Last month, our teens found out what they were made of during a backpacking trip spanning 26.8 miles over four days in central Arkansas. We took advantage of the local school break, and loaded up the van. Seven hours later, we confronted the Eagle Rock Loop Trail in the Ouachita National Forest. This was the longest trip that the crew has attempted this year; we knew we were entering uncharted waters, with surprises and challenges ahead.
Before even stepping foot onto the trail, we knew that tackling some team-building preparation was going to be necessary. A ropes course tucked back in the woods of northern Louisiana energized our team for their time on the trail. Our facilitator had planned hours of activities that would promote team unity on a low ropes course. Completing each element—such as a 10,000 square foot maze—encourages perseverance and taps into solving problems as a group.
We took the opportunity to rest up our first night on the trail, enjoying time playing in the water, cutting up with the kids, and worshipping together. The next morning we hit the trail hard. Looking ahead at the nearly 30 miles waiting for us, a lot of optimism was in the air that first day. Those first eight miles included only one steep incline to warm us up, and plenty of hiking along the river through heavy forests. It was important to get through a lot of mileage right away, because awaiting us on day two were four steep inclines rising back to back. Good thing we started out easy!
It was intense. I was encouraged to see all of the kids supporting each other, all of them taking turns both leading out and struggling through. The end of day two found us hustling to set up camp with an unexpected storm moving in fast. No sooner was the last stake shoved in the ground than the torpedoes of ice began pouring down on us.

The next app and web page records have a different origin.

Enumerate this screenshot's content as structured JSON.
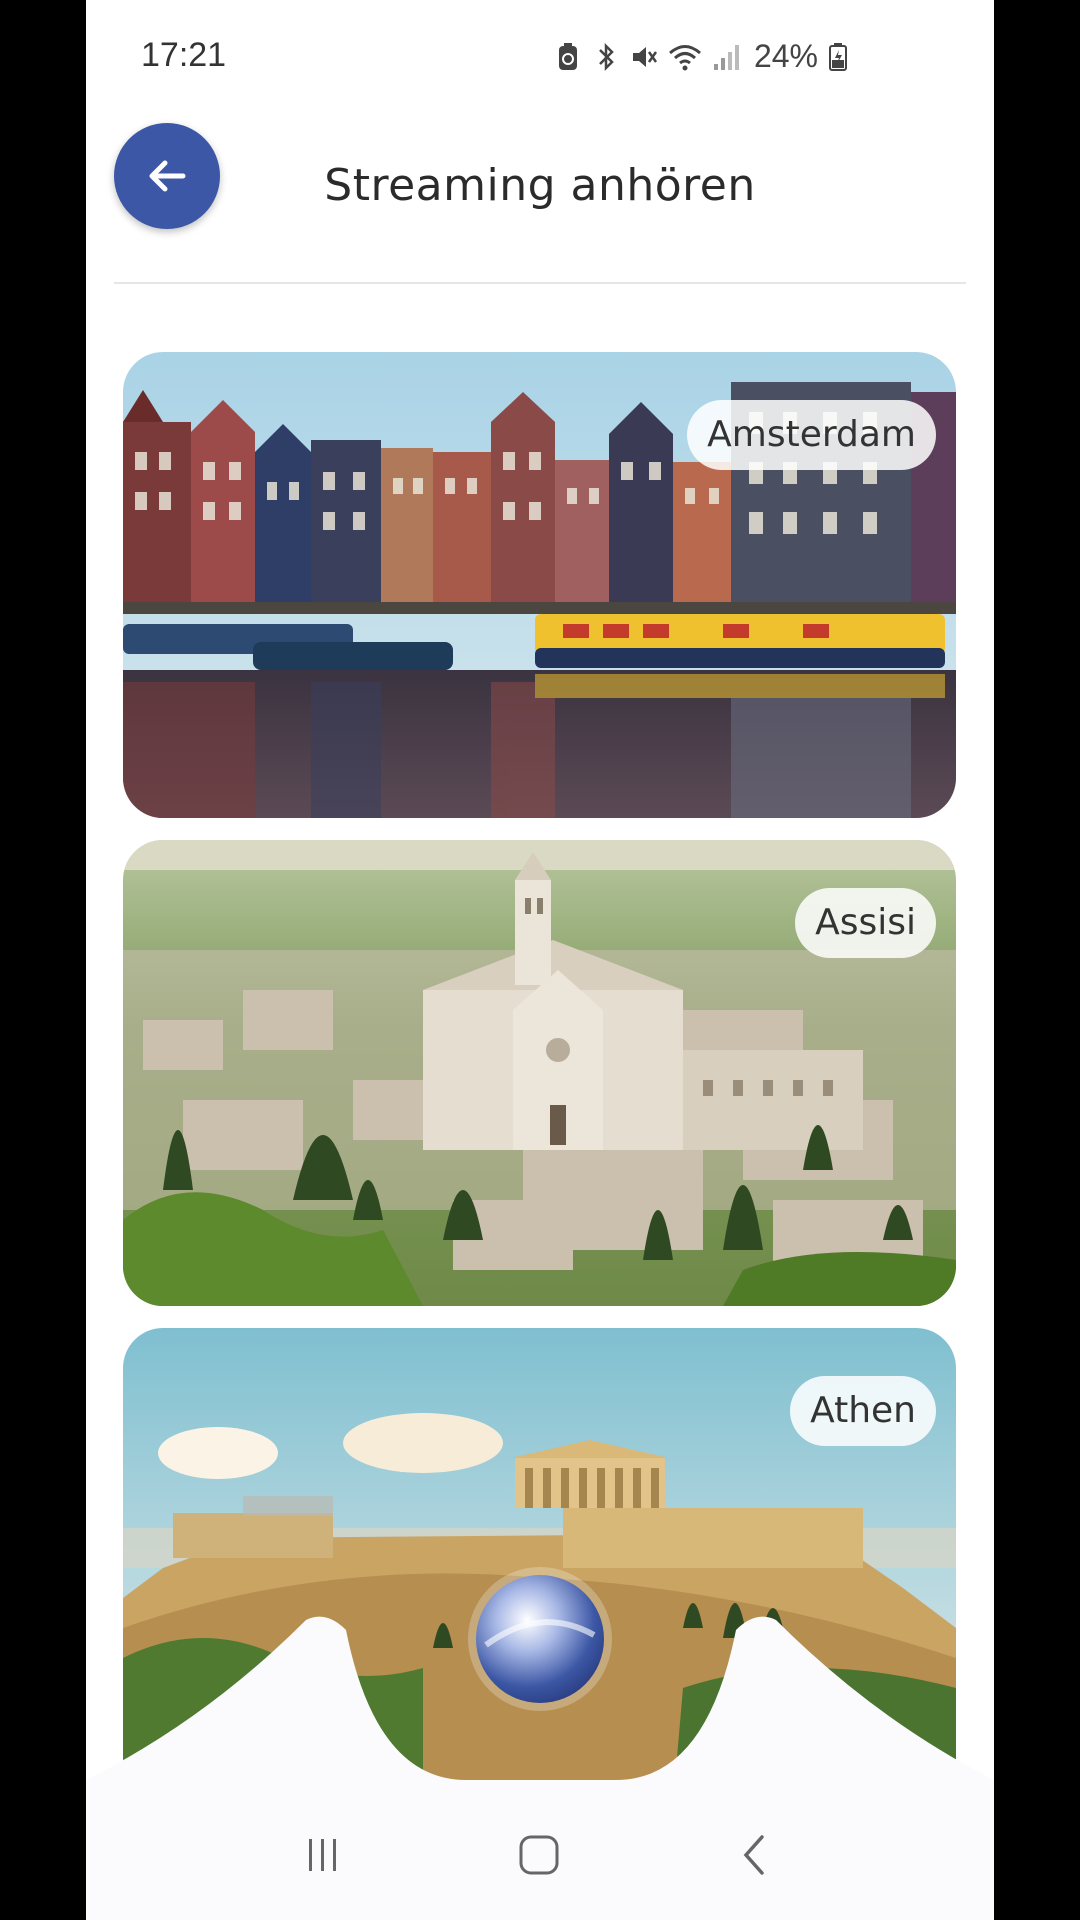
{
  "status": {
    "time": "17:21",
    "battery": "24%",
    "icons": [
      "battery-saver-icon",
      "bluetooth-icon",
      "mute-icon",
      "wifi-icon",
      "signal-icon",
      "battery-icon"
    ]
  },
  "header": {
    "title": "Streaming anhören",
    "back_icon": "arrow-left-icon"
  },
  "cities": [
    {
      "name": "Amsterdam"
    },
    {
      "name": "Assisi"
    },
    {
      "name": "Athen"
    }
  ],
  "nav": {
    "items": [
      "recent-apps-icon",
      "home-icon",
      "back-nav-icon"
    ]
  },
  "colors": {
    "accent": "#3c57a5",
    "background": "#ffffff"
  }
}
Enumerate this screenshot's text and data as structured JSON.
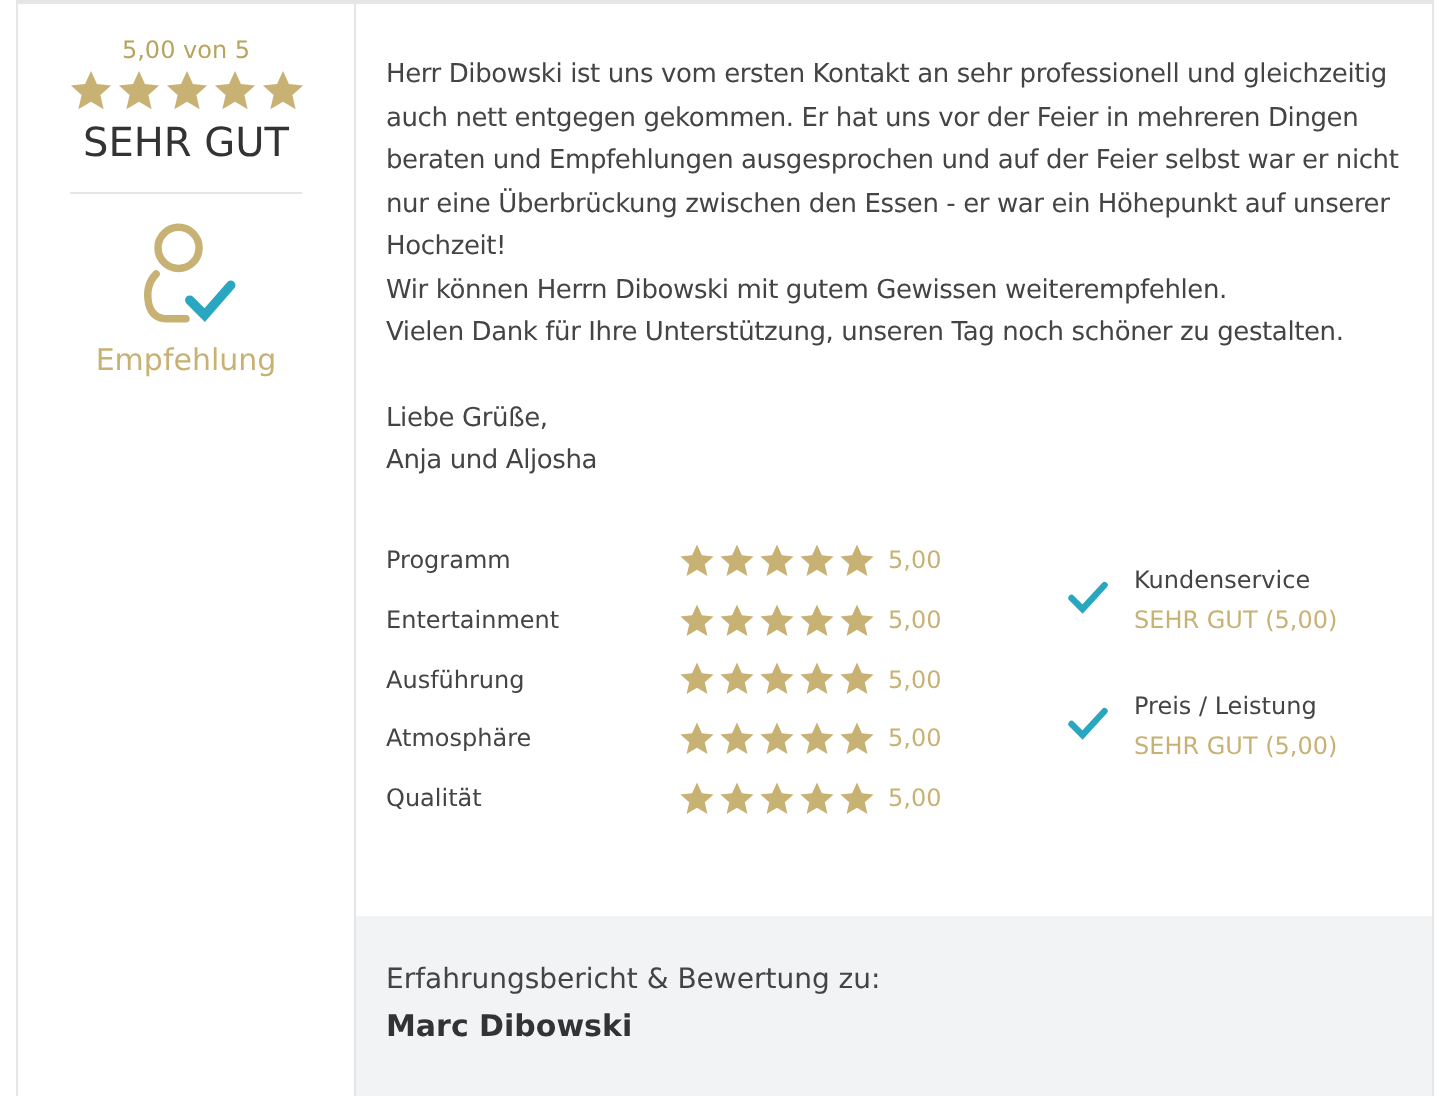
{
  "summary": {
    "score": "5,00 von 5",
    "stars": 5,
    "verdict": "SEHR GUT",
    "badge": "Empfehlung"
  },
  "review": {
    "paragraphs": [
      "Herr Dibowski ist uns vom ersten Kontakt an sehr professionell und gleichzeitig auch nett entgegen gekommen. Er hat uns vor der Feier in mehreren Dingen beraten und Empfehlungen ausgesprochen und auf der Feier selbst war er nicht nur eine Überbrückung zwischen den Essen - er war ein Höhepunkt auf unserer Hochzeit!",
      "Wir können Herrn Dibowski mit gutem Gewissen weiterempfehlen.",
      "Vielen Dank für Ihre Unterstützung, unseren Tag noch schöner zu gestalten."
    ],
    "signature": [
      "Liebe Grüße,",
      "Anja und Aljosha"
    ]
  },
  "ratings": [
    {
      "label": "Programm",
      "stars": 5,
      "value": "5,00"
    },
    {
      "label": "Entertainment",
      "stars": 5,
      "value": "5,00"
    },
    {
      "label": "Ausführung",
      "stars": 5,
      "value": "5,00"
    },
    {
      "label": "Atmosphäre",
      "stars": 5,
      "value": "5,00"
    },
    {
      "label": "Qualität",
      "stars": 5,
      "value": "5,00"
    }
  ],
  "highlights": [
    {
      "label": "Kundenservice",
      "value": "SEHR GUT (5,00)"
    },
    {
      "label": "Preis / Leistung",
      "value": "SEHR GUT (5,00)"
    }
  ],
  "footer": {
    "caption": "Erfahrungsbericht & Bewertung zu:",
    "name": "Marc Dibowski"
  }
}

The hailstorm was forceful, scary at times. As I sat under the girls’ tarp, nervously devouring the rest of my trail mix and listening to the storm, the other girls slept curled up next to me in their sleeping bags. I guess they weren’t worried the way I was—what would we do if this storm continued through the next day? What if our tarps broke under the barrage of ice bullets? Fortunately, the storm’s intensity lasted less than an hour. The rest of that night was full of relaxing—hanging out in the tarps to avoid random gusts of wind surprising us with showers from the water soaked canopy of trees.
The morning after the hail storm brought the steepest climb of the trip. After this difficult push, we were rewarded by a beautiful forest that’s been described as something out of “Lord of the Rings.” By lunchtime the third day on the trail, the kids were dreaming about clean clothes, their own beds, and McDonald’s. Loren and I began talking about finishing the trail a day early, instead of saving the last few miles for the next morning.
We handed the challenge over to the kids! They could push it as hard as they wanted to in an attempt to make it back to our original campsite and set up for our last night a day early. Well, they accepted the challenge to power through and we finished the trail! Everyone was very proud of their accomplishments and what lay behind us. They were ready to head out early the next morning.
While getting ready to set up camp, we pulled everyone together for one last team meeting and made a surprise announcement. We were actually getting in the vans to head home that night! The excitement was overwhelming. With vertical jumps leaping higher than Michael Jordan could have imagined, the kids gathered everything and headed straight to the van. The trail was complete. With another notch proudly added to everyone’s hiking belts, we were on our way to Golden Corral, a veritable four star restaurant when you’ve been on the trail for three days.
We were so thankful for God’s provision for this whole trip. He saw us through some difficult times that helped us grow (with minimal injury and a deeper appreciation for each other). He also kept us safe by calling the trip a day early, which we appreciated quickly after getting on the road. Twenty minutes into our drive, an onslaught of scary storms hit us. We would later find out that these storms also produced damaging tornados earlier that same day in Texas. Those storms made the hail storm encountered on the trail seem gentle, and I’m extremely thankful that God called us off the trail that night.
And so our last big training trip of the year ended successfully—with each and every body safe, sore, and satisfied. We’re so grateful for this wonderful group of kids that we get to encounter such adventures alongside…what a crew!